Animal welfare is a pickle. It’s one of those issues that continues to vex me, largely because consideration for the well-being of animals doesn’t slot trivially into the normative moral framework that I’m developing as a part of my thesis.
A social contract-based moral system that sees everyone buy in to an agreement to limit their freedoms to impinge on others’ interests if others agree to limit their freedom to impinge on mine as well, with the intention that we’ll all be better able to pursue our interests (whatever they are), is straight forward enough. Hobbes, Locke, Rousseau, Rawls blah blah blah.
But it’s a contract between humans and other humans, not humans and animals. I am averse to inflicting suffering on other humans because I wouldn’t want such suffering to be inflicted on me. But why be averse to the suffering of animals? It’s not like cows can enter into a contract that says they’ll agree not to gore me if I’ll not kill and eat them.
Add to this that I don’t believe in intrinsic value or natural rights (although I do believe in a kind of overriding moral rights, but that’s another matter). So I can’t appeal to the suffering of animals as being intrinsically bad, and something that should be avoided for its own sake.

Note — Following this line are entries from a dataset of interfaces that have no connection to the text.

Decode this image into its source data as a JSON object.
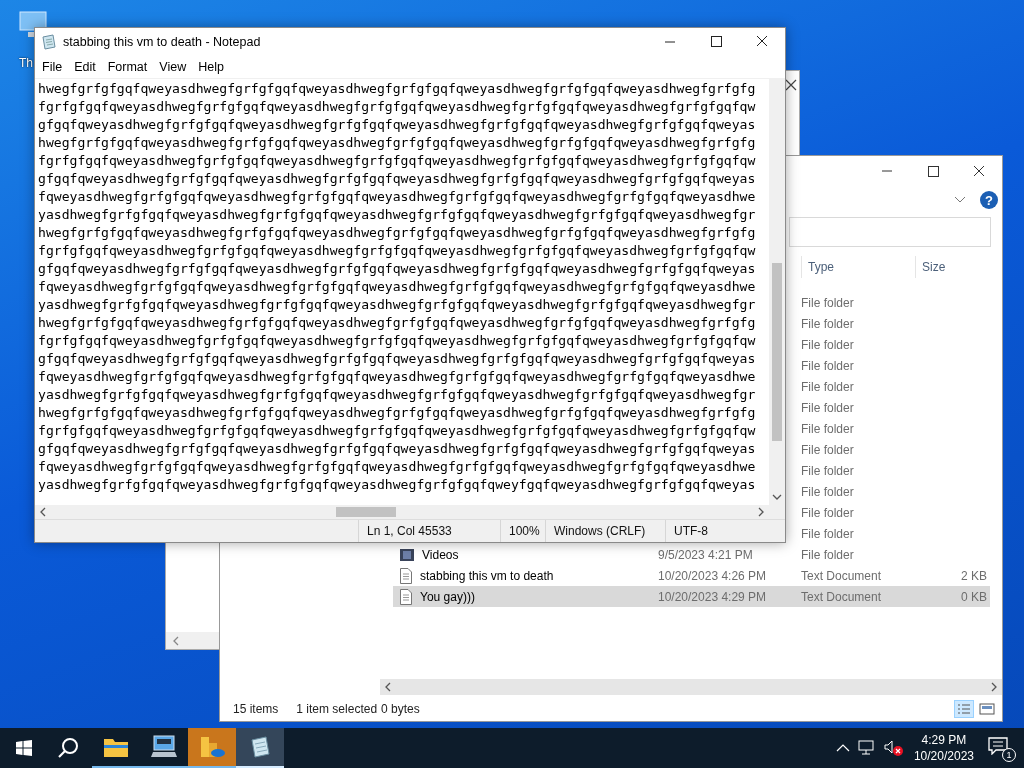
{
  "desktop": {
    "icons": [
      {
        "label": "Th"
      }
    ]
  },
  "explorer": {
    "help_button": "?",
    "columns": {
      "type": "Type",
      "size": "Size"
    },
    "rows": [
      {
        "type": "File folder",
        "selected": false
      },
      {
        "type": "File folder",
        "selected": false
      },
      {
        "type": "File folder",
        "selected": false
      },
      {
        "type": "File folder",
        "selected": false
      },
      {
        "type": "File folder",
        "selected": false
      },
      {
        "type": "File folder",
        "selected": false
      },
      {
        "type": "File folder",
        "selected": false
      },
      {
        "type": "File folder",
        "selected": false
      },
      {
        "type": "File folder",
        "selected": false
      },
      {
        "type": "File folder",
        "selected": false
      },
      {
        "type": "File folder",
        "selected": false
      },
      {
        "type": "File folder",
        "selected": false
      },
      {
        "kind": "videos",
        "name": "Videos",
        "date": "9/5/2023 4:21 PM",
        "type": "File folder",
        "selected": false
      },
      {
        "kind": "text",
        "name": "stabbing this vm to death",
        "date": "10/20/2023 4:26 PM",
        "type": "Text Document",
        "size": "2 KB",
        "selected": false
      },
      {
        "kind": "text",
        "name": "You gay)))",
        "date": "10/20/2023 4:29 PM",
        "type": "Text Document",
        "size": "0 KB",
        "selected": true
      }
    ],
    "status": {
      "items": "15 items",
      "selection": "1 item selected",
      "size": "0 bytes"
    }
  },
  "notepad": {
    "title": "stabbing this vm to death - Notepad",
    "menu": [
      "File",
      "Edit",
      "Format",
      "View",
      "Help"
    ],
    "lines": [
      "hwegfgrfgfgqfqweyasdhwegfgrfgfgqfqweyasdhwegfgrfgfgqfqweyasdhwegfgrfgfgqfqweyasdhwegfgrfgfg",
      "fgrfgfgqfqweyasdhwegfgrfgfgqfqweyasdhwegfgrfgfgqfqweyasdhwegfgrfgfgqfqweyasdhwegfgrfgfgqfqw",
      "gfgqfqweyasdhwegfgrfgfgqfqweyasdhwegfgrfgfgqfqweyasdhwegfgrfgfgqfqweyasdhwegfgrfgfgqfqweyas",
      "hwegfgrfgfgqfqweyasdhwegfgrfgfgqfqweyasdhwegfgrfgfgqfqweyasdhwegfgrfgfgqfqweyasdhwegfgrfgfg",
      "fgrfgfgqfqweyasdhwegfgrfgfgqfqweyasdhwegfgrfgfgqfqweyasdhwegfgrfgfgqfqweyasdhwegfgrfgfgqfqw",
      "gfgqfqweyasdhwegfgrfgfgqfqweyasdhwegfgrfgfgqfqweyasdhwegfgrfgfgqfqweyasdhwegfgrfgfgqfqweyas",
      "fqweyasdhwegfgrfgfgqfqweyasdhwegfgrfgfgqfqweyasdhwegfgrfgfgqfqweyasdhwegfgrfgfgqfqweyasdhwe",
      "yasdhwegfgrfgfgqfqweyasdhwegfgrfgfgqfqweyasdhwegfgrfgfgqfqweyasdhwegfgrfgfgqfqweyasdhwegfgr",
      "hwegfgrfgfgqfqweyasdhwegfgrfgfgqfqweyasdhwegfgrfgfgqfqweyasdhwegfgrfgfgqfqweyasdhwegfgrfgfg",
      "fgrfgfgqfqweyasdhwegfgrfgfgqfqweyasdhwegfgrfgfgqfqweyasdhwegfgrfgfgqfqweyasdhwegfgrfgfgqfqw",
      "gfgqfqweyasdhwegfgrfgfgqfqweyasdhwegfgrfgfgqfqweyasdhwegfgrfgfgqfqweyasdhwegfgrfgfgqfqweyas",
      "fqweyasdhwegfgrfgfgqfqweyasdhwegfgrfgfgqfqweyasdhwegfgrfgfgqfqweyasdhwegfgrfgfgqfqweyasdhwe",
      "yasdhwegfgrfgfgqfqweyasdhwegfgrfgfgqfqweyasdhwegfgrfgfgqfqweyasdhwegfgrfgfgqfqweyasdhwegfgr",
      "hwegfgrfgfgqfqweyasdhwegfgrfgfgqfqweyasdhwegfgrfgfgqfqweyasdhwegfgrfgfgqfqweyasdhwegfgrfgfg",
      "fgrfgfgqfqweyasdhwegfgrfgfgqfqweyasdhwegfgrfgfgqfqweyasdhwegfgrfgfgqfqweyasdhwegfgrfgfgqfqw",
      "gfgqfqweyasdhwegfgrfgfgqfqweyasdhwegfgrfgfgqfqweyasdhwegfgrfgfgqfqweyasdhwegfgrfgfgqfqweyas",
      "fqweyasdhwegfgrfgfgqfqweyasdhwegfgrfgfgqfqweyasdhwegfgrfgfgqfqweyasdhwegfgrfgfgqfqweyasdhwe",
      "yasdhwegfgrfgfgqfqweyasdhwegfgrfgfgqfqweyasdhwegfgrfgfgqfqweyasdhwegfgrfgfgqfqweyasdhwegfgr",
      "hwegfgrfgfgqfqweyasdhwegfgrfgfgqfqweyasdhwegfgrfgfgqfqweyasdhwegfgrfgfgqfqweyasdhwegfgrfgfg",
      "fgrfgfgqfqweyasdhwegfgrfgfgqfqweyasdhwegfgrfgfgqfqweyasdhwegfgrfgfgqfqweyasdhwegfgrfgfgqfqw",
      "gfgqfqweyasdhwegfgrfgfgqfqweyasdhwegfgrfgfgqfqweyasdhwegfgrfgfgqfqweyasdhwegfgrfgfgqfqweyas",
      "fqweyasdhwegfgrfgfgqfqweyasdhwegfgrfgfgqfqweyasdhwegfgrfgfgqfqweyasdhwegfgrfgfgqfqweyasdhwe",
      "yasdhwegfgrfgfgqfqweyasdhwegfgrfgfgqfqweyasdhwegfgrfgfgqfqweyfgqfqweyasdhwegfgrfgfgqfqweyas"
    ],
    "status": {
      "position": "Ln 1, Col 45533",
      "zoom": "100%",
      "line_endings": "Windows (CRLF)",
      "encoding": "UTF-8"
    }
  },
  "taskbar": {
    "apps": [
      {
        "kind": "explorer",
        "selected": false,
        "flashing": false
      },
      {
        "kind": "computer",
        "selected": false,
        "flashing": false
      },
      {
        "kind": "explorer-cloud",
        "selected": false,
        "flashing": true
      },
      {
        "kind": "notepad",
        "selected": true,
        "flashing": false
      }
    ],
    "tray": {
      "volume_muted": true,
      "time": "4:29 PM",
      "date": "10/20/2023",
      "notifications": "1"
    }
  }
}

I also don’t subscribe to the notion that animals have intrinsic rights and interests that are equivalent to our own; after all, I believe our interests are contingent on us being human and our rights stem from the social contract. Hmm. Pickle.

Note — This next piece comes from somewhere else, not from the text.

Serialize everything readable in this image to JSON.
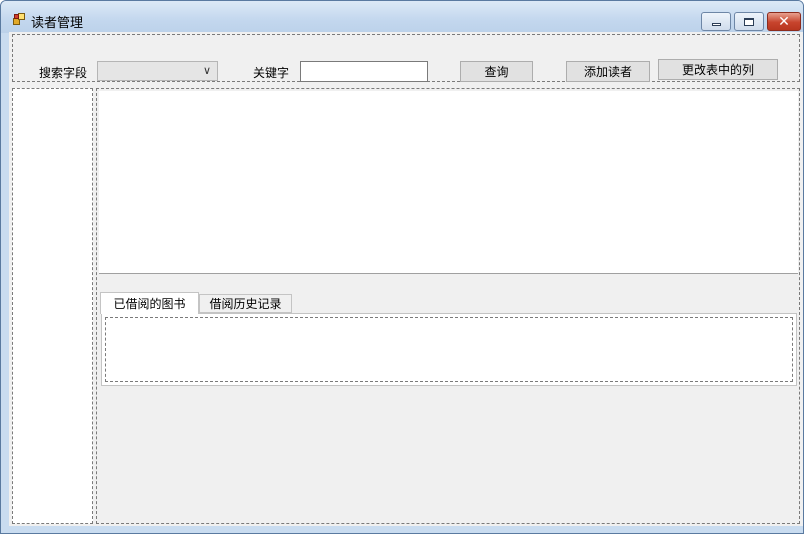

However, I think part of the the answer as to why we should care about the welfare and suffering of animals comes down to the moral psychology of the matter. It comes down to character, empathy, an aversion to violence and inflicting suffering etc. When a society develops to the level of cooperation and affluence that developed nations have, then fostering a strong sense of empathy is a useful character trait to encouraging more cooperation. And that empathy extends to many animals – although, interestingly, not all, and particularly not to non-anthropomorphic animals. Cuttlefish (which rock) don’t get afforded the same levels of empathy as pandas.
This position is still not unproblematic. If the society collectively disregarded the welfare of some animals, and their suffering didn’t trigger an empathy response, then it would be difficult for me to justify reversing that attitude.
It’s a pickle, and one I’m not finished un-pickling quite yet. I’d be interested to hear other perspectives on how animal welfare can factor into a social contract-based moral system.
In lieu of all this jumbling, the ABC’s Drum website asked me to pen something on the specific issue of why Australia rose up to ban live export of cattle in the wake of shocking images of mistreatment in Indonesian abattoirs broadcast on current affairs programme, Four Corners, yet remains ambivalent towards manifold cases of human suffering domestically and worldwide.
My response to the question essentially consists of two elements: emotionally salient imagery elicits a stronger moral response than diluted reports or rational arguments about human suffering around the world; and this case of mistreatment of cattle was a ‘perfect moral storm’ in that it hit all at once, engaged a nation with morally salient imagery and the problem itself was relatively easily solved, unlike most problems of human suffering around the world.
It’s one theory to explain the apparent hypocrisy of Australia’s response – although I don’t think it’s strictly ‘hypocrisy’ because the cases of the mistreatment of cattle and the cases of human rights abuses are not identical, so it’s not surprising they’re not morally equivalent. Doesn’t mean there isn’t some double standard going on, but it’s not a black-and-white-and-black case of hypocrisy.
Interestingly – or perhaps sadly – the comments to the piece have already fired up. Most miss the point of my piece – I’m not actually arguing that this is how Australia should have responded, only that this is how it did (seems many commenters fail to distinguish between a descriptive and a prescriptive thesis). I’m also not suggesting banning live exports is without cost, nor that not intervening in human rights abuses worldwide is justified. But then, one shouldn’t read the comments. That, at least, is clearly a prescriptive statement…